- Install Kindle for PC on the public computers at the library. Many classic titles are available for free on Kindle. Download these from Amazon to the Kindle for PC where students can read them in the library.
Make a flyer telling how the students can get the Kindle app for their phone or home computer. Have this ready to hand out when disappointed parents and students have a meltdown because the book isn't on the shelf when they come to the library.
- Make another flyer with the addresses of nearby libraries and bookstores.
- DO NOT feature the books in a display. Such a display leads others to pick up the books, leaving even fewer for the students who are required to read them.
Motivating Reluctant Readers
Ways for Teachers to Make Summer Reading a Better Experience
- Check that the books for the list are still in-print. It is very difficult for students to get copies or for libraries to order copies if a book is out-of-print.

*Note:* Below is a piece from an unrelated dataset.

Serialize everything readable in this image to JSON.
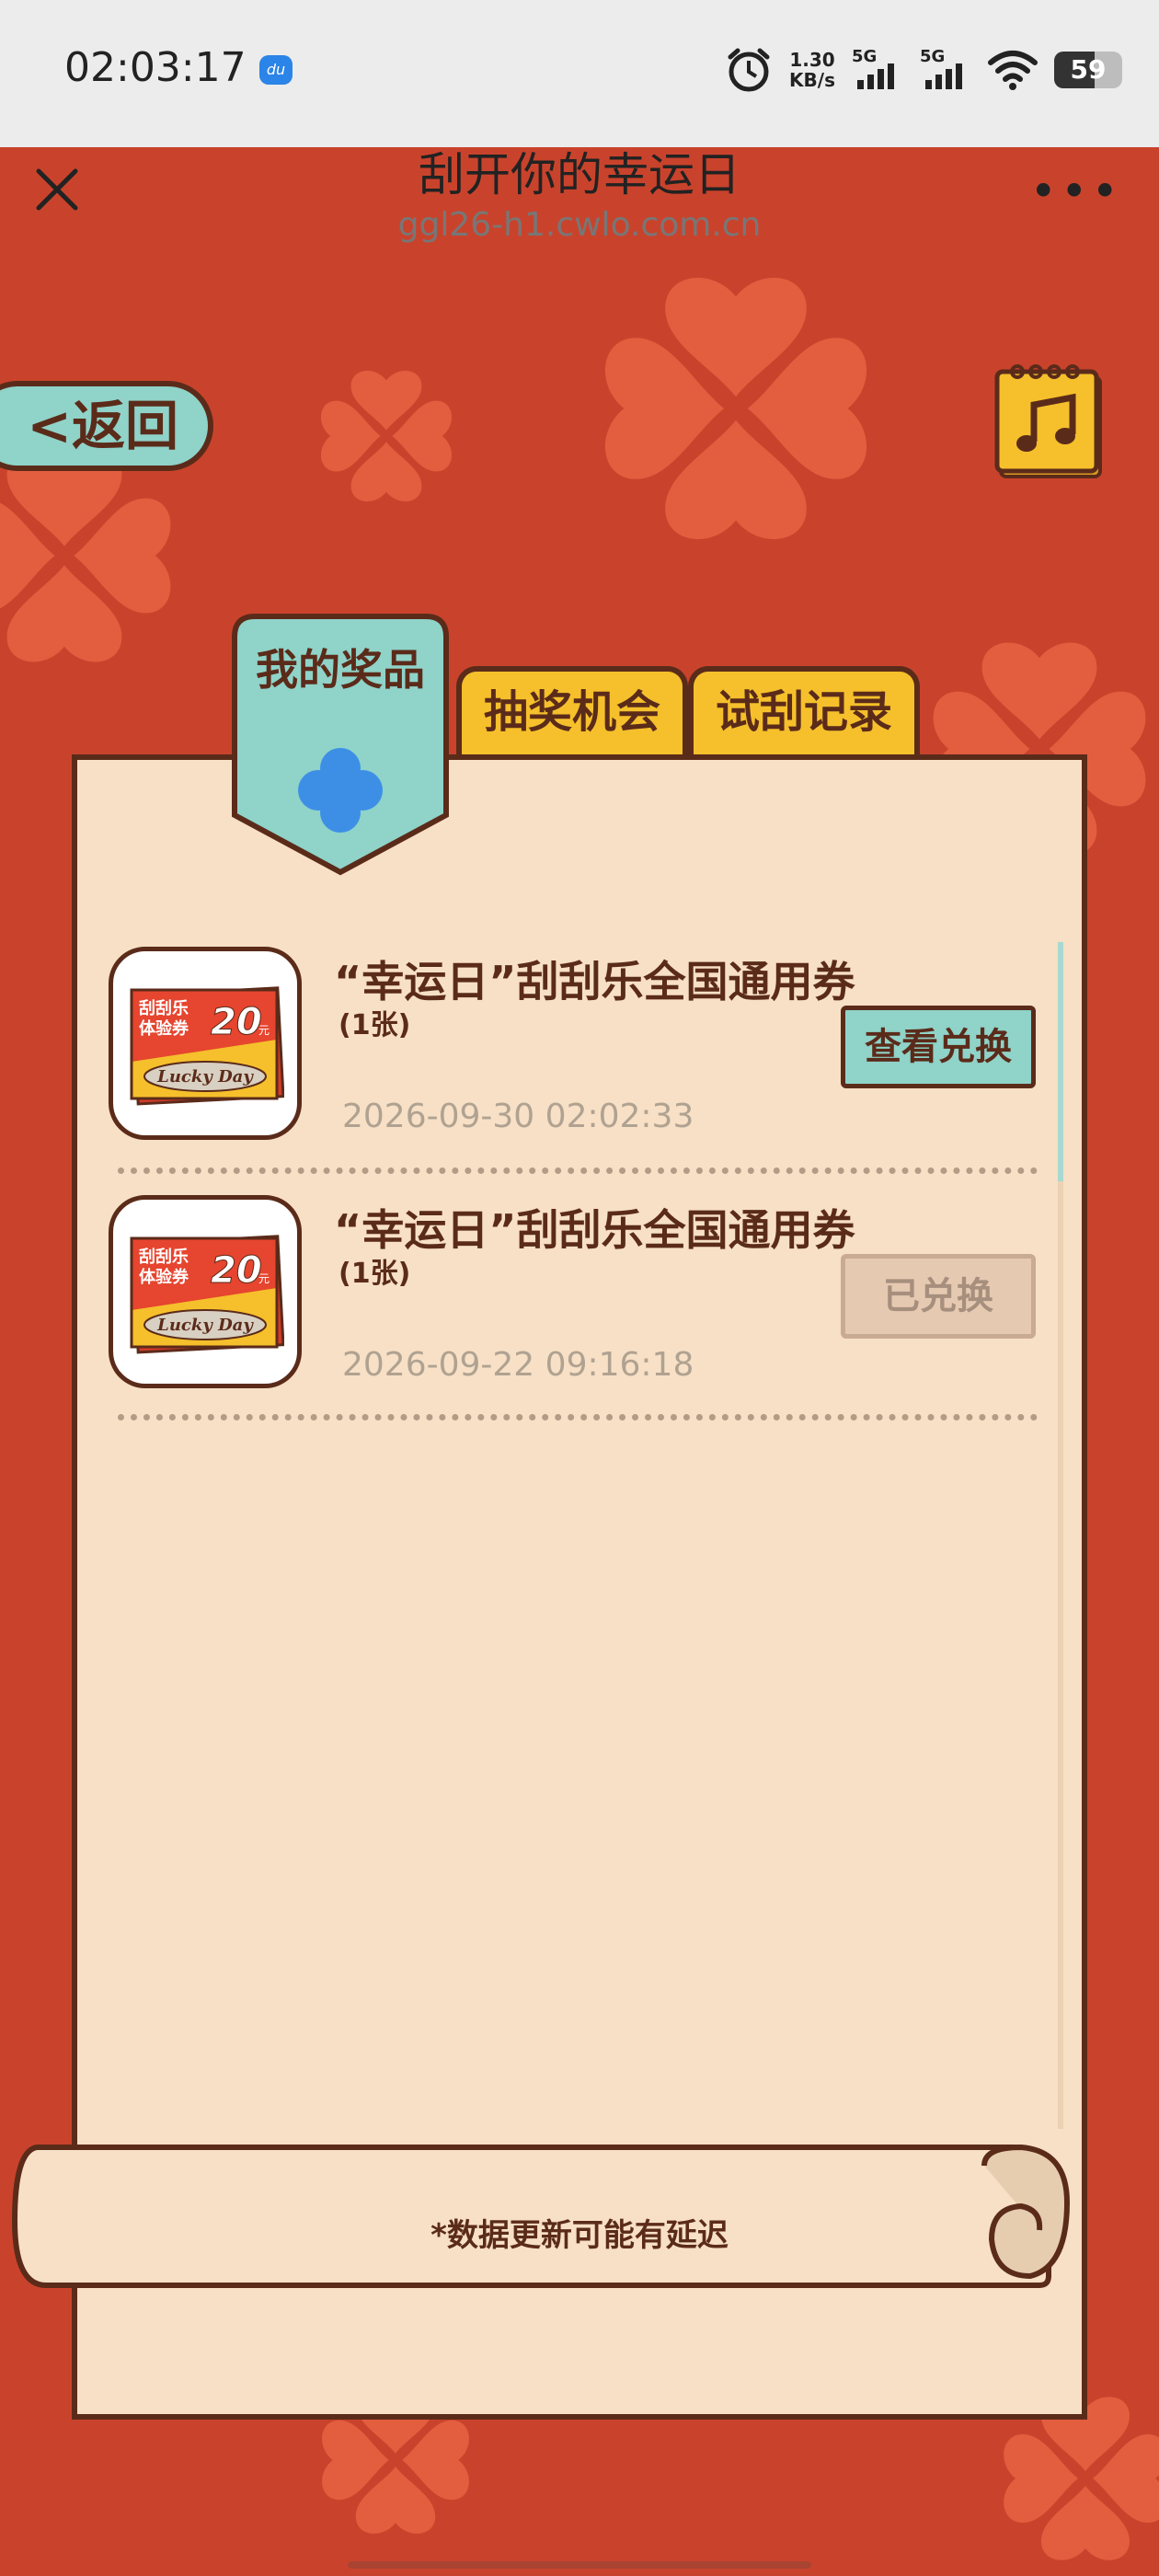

- Provide the public library with a copy of the list. The earlier, the better, so they have time to order titles that they don't have.
- If it is a hardship for students to get the books (financially or due to the lack of a public library), look for alternate ways to provide the students with the required books.
- Consider choosing classic titles that are available free on Kindle. Tell the students how to get the Kindle app for their cell phone or download the Kindle for PC software for their home computer. Keep in mind that not all students will have access to a cell phone or a computer or Internet access.
- Look for small grants that can be used to buy paperback copies of the assigned book for all the students. Sometimes Wal-Mart gives such grants. The Rotary Club or your Parent Teachers organization might be able to help. Even an appeal in the local newspaper might turn up a donor.
More Information for Teachers and Librarians
This content is accurate and true to the best of the author’s knowledge and is not meant to substitute for formal and individualized advice from a qualified professional.
© 2013 Virginia Allain
What's Your Experience with Assigned Summer Reading Lists?
Frischy from Kentucky, USA on June 24, 2014:
Our problem is trying to access the books in braille. With a limited number of braille copies, yet so many students needing them for summer reading, there is a huge logistics problem. After all, we can't run down to the local bookstore and pick up a copy. I so wish we could! That seems like it would be so easy!
Virginia Allain (author) from Central Florida on April 28, 2013:
@Gypzeerose: Great idea. Reading aloud as a family can be a great bonding experience.
Rose Jones on April 28, 2013:
Even though my kids are bigger, I would love to take some books on a summer vacation and read it to them.